Other speakers at the one day summit, themed, “Towards a Safe and Secure Nigeria”, included former Chief Judge and first female Judge of the Federal High Court, Hon Justice Roseline Ukeje; a retired judge of the Federal High Court, Justice Mojisola Olatoregun; and security expert, Dr Ona Ekhomu.
The NGF chairman said, “In fact the creation of Amotekun, Civilian JTF and lately, Ebube Agu can only be a precursor to this. We need a security system that is localised, knowledgeable about the culture and security situation of a particular community. But we need to amend the constitution to empower the various security initiatives to be able to respond to the current challenges.
“The mutating security situation in our country requires a concerted effort. This is no time for politics of blame and opportunistic opposition. We need to unite in the face of these evil merchants, who have no respect for children, old age, women, clergy or traditional authorities. They are unsparing and are callous.
“In addition, there are two things that we need to address quickly to bring the current wave of insecurity to a halt. We need to have a conversation on how we can recruit a large number of people to join the police and the military even on a short service or otherwise basis.
“By available statistics, we need minimum of 200,000 personnel to boost the fighting power of our men. This number is very large and a potential financial and logistic nightmare, yet we cannot delay any further. The ungoverned spaces need to be closed up quickly.
“That takes us to the number two issue of financing and arming large recruitment. I believe one of the cheapest and fastest ways to handle those is to amend the law setting up the Nation Youths Service Corps (NYSC) such that we can use the existing orientation camps to train willing and able graduates to reflate the security personnel under a special arrangement that will be worked out. That way, the fund that is currently deployed to the NYSC can be used with just some additional funding, which could be sourced through a national emergency fund for the next five to ten years.
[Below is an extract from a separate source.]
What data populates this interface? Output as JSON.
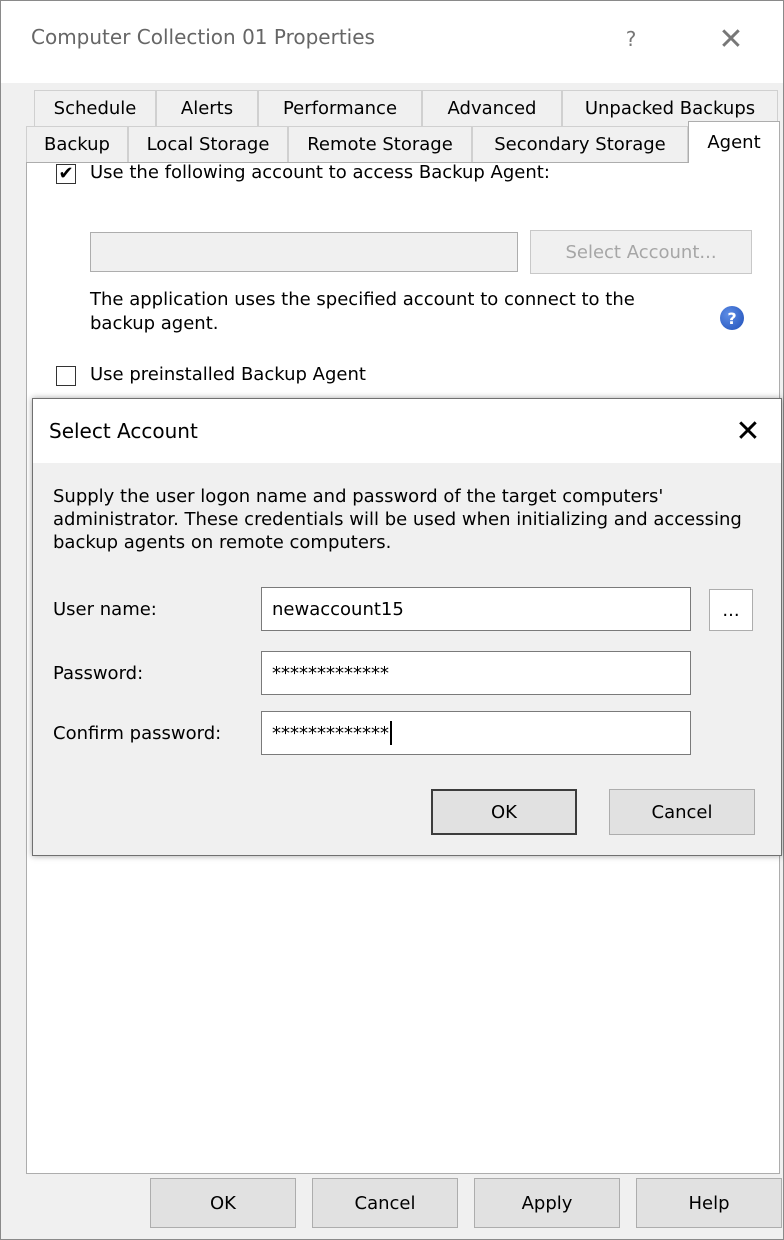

“We also need to encourage investment in the real sectors that can engage people and reduce unemployment, which is a major source of insecurity. I urge the Church, the Muslim Ummah and all those who have the means, to set up businesses and industries that support their primary goals. Let us consider joint ventureship in agro-allied industry instead or in addition to building halls, malls and universities.
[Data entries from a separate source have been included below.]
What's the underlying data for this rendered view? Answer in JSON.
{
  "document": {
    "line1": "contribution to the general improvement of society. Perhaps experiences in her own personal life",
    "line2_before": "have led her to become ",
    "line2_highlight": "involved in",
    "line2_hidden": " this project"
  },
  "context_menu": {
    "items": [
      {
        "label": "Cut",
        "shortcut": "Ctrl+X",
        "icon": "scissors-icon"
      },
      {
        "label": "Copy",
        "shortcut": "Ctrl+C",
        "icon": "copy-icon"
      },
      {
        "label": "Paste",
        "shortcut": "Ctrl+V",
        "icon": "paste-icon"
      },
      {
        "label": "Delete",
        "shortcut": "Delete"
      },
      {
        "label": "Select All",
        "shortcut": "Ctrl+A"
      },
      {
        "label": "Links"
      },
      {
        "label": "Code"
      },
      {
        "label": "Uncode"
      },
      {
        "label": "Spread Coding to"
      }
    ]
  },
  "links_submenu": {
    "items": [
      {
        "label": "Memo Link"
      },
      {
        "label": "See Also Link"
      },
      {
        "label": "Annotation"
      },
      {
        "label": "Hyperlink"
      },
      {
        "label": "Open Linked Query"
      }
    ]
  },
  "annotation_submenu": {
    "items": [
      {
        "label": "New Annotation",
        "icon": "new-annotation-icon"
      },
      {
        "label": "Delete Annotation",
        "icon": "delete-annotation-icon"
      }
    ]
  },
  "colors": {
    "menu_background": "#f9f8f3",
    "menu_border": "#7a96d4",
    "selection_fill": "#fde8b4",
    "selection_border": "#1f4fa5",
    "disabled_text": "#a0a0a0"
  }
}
“Today, the greatest challenges facing the country are the youth explosion and the corresponding unemployment challenge. Investment in agriculture is smart for us, as this will guarantee employment and food security. We must also understand that agriculture was the major industry that got us out of the two recessions we had to fall into in recent times.
“I invite our religious scholars to re-evaluate our theology education across religion boundaries in line with our national realities. Extremism, which has brought about terrorism, is a product of long coming unrealistic indoctrination of young people into the possibility of a theocratic utopia in a multi-ethnic and multi-religious society like ours.
“The programming of the impressionable minds into believing that the hindrance to ‘pure’ practice of their religion is democracy or the presence of other people who must be crushed for the expected utopia to be established, is partly responsible for the chaos that we see today. Our theology must reflect our plural environment. The idea of territorial religious domination, which must expel other tendencies, cannot happen in Nigeria. We should rather teach pluralism and how to remain faithful in the midst of other competing belief systems.”